Brown is a familiar name in White House shortlists, and was considered for Clinton’s vice president pick. But Brown, 65, could face a tough reelection race this cycle in one of the 10 states that Trump won in 2016.

Dallas Mavericks owner Mark Cuban
The 59-year-old billionaire businessman and “Shark Tank” star said late last year that there’s a “10 percent” chance he runs in 2020.

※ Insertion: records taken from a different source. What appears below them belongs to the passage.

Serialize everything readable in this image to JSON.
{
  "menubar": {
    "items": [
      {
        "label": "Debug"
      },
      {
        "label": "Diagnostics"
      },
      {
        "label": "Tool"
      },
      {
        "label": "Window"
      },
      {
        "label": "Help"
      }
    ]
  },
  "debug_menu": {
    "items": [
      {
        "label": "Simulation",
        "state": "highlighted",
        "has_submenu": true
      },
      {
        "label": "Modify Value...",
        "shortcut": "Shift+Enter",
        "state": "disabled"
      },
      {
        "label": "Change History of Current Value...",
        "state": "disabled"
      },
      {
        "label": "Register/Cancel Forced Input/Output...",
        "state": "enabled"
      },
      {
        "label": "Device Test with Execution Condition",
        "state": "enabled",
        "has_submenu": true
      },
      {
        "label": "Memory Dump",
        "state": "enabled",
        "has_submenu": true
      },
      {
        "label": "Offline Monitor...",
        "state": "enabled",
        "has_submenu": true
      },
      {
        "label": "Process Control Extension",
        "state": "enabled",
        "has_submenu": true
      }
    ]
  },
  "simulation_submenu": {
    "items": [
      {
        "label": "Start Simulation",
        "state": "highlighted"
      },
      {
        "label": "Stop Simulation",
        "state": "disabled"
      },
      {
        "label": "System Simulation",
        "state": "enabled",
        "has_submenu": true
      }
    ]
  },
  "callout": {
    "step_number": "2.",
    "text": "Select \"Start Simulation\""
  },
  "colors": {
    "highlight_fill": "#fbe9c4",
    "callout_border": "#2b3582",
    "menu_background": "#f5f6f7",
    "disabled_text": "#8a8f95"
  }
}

Rep. Tim RyanTimothy (Tim) John RyanOvernight Energy: Top presidential candidates to skip second climate forum | Group sues for info on 'attempts to politicize' NOAA | Trump allows use of oil reserve after Saudi attacks Five top 2020 Democrats haven't committed to MSNBC climate forum Progressive tax-the-rich push gains momentum MORE (D-Ohio)
Ryan, 44, earned a high profile last year when he challenged House Minority Leader Nancy PelosiNancy PelosiPelosi: Democrats will 'certainly' beat Trump in 2020 Kavanaugh impeachment push hits Capitol buzz saw Lewandowski, Democrats tangle at testy hearing MORE (D-Calif.) for her leadership post.

Montana Gov. Steve Bullock (D)
Despite Trump’s 20-point victory in Montana, Bullock, 51, was reelected to the governor’s mansion in 2016. His victory could appeal to Democrats looking to compete in deep-red states.

New Orleans Mayor Mitch Landrieu (D)
Landrieu, 57, drew national attention when he made an impassioned speech calling for the removal of Confederate statues in his hometown.

Rhode Island Gov. Gina Raimondo (D)
Raimondo, 46, the first woman to serve as Rhode Island governor, earned national exposure after she hosted the National Governors Association meeting last July.

Starbucks Executive Chairman Howard Schultz
Schultz, 64, stepped down as CEO of the popular coffee franchise in late 2016, sparking a flurry of stories that he could be considering a 2020 bid.

Facebook Chief Operating Officer Sheryl Sandberg
Sandberg’s book on corporate feminism, “Lean In,” drew high praise and raised the 48-year-old’s profile outside of Silicon Valley.

Dwayne “The Rock” Johnson
The wrestler-turned-movie star, 45, said last year that he’s “seriously considering” a bid, although he said that 2024 is a more “realistic” option.

Former Acting Attorney General Sally YatesSally Caroline YatesMerriam-Webster: A 200-year-old dictionary offers hot political takes on Twitter Sally Yates: Moral fiber of US being 'shredded by unapologetic racism' Trump: 'Impossible for me to know' extent of Flynn investigation MORE
Yates became a hero to Democrats when Trump fired her for refusing to defend the travel ban. Yates, 57, said last year that she doesn’t envision herself running for office.

Colorado Gov. John Hickenlooper (D)
Hickenlooper, 66, drew some short-lived buzz over rumors he could potentially form a unity ticket in 2020 with Ohio Gov. John Kasich (R). But Hickenlooper dismissed those rumors, saying he has “no ulterior motive” for working across the aisle with Kasich.

Washington Gov. Jay Inslee (D)
The two-term governor and former congressman, 67, is expanding his network nationally as the new chairman of the Democratic Governors Association.

Ben Kamisar contributed.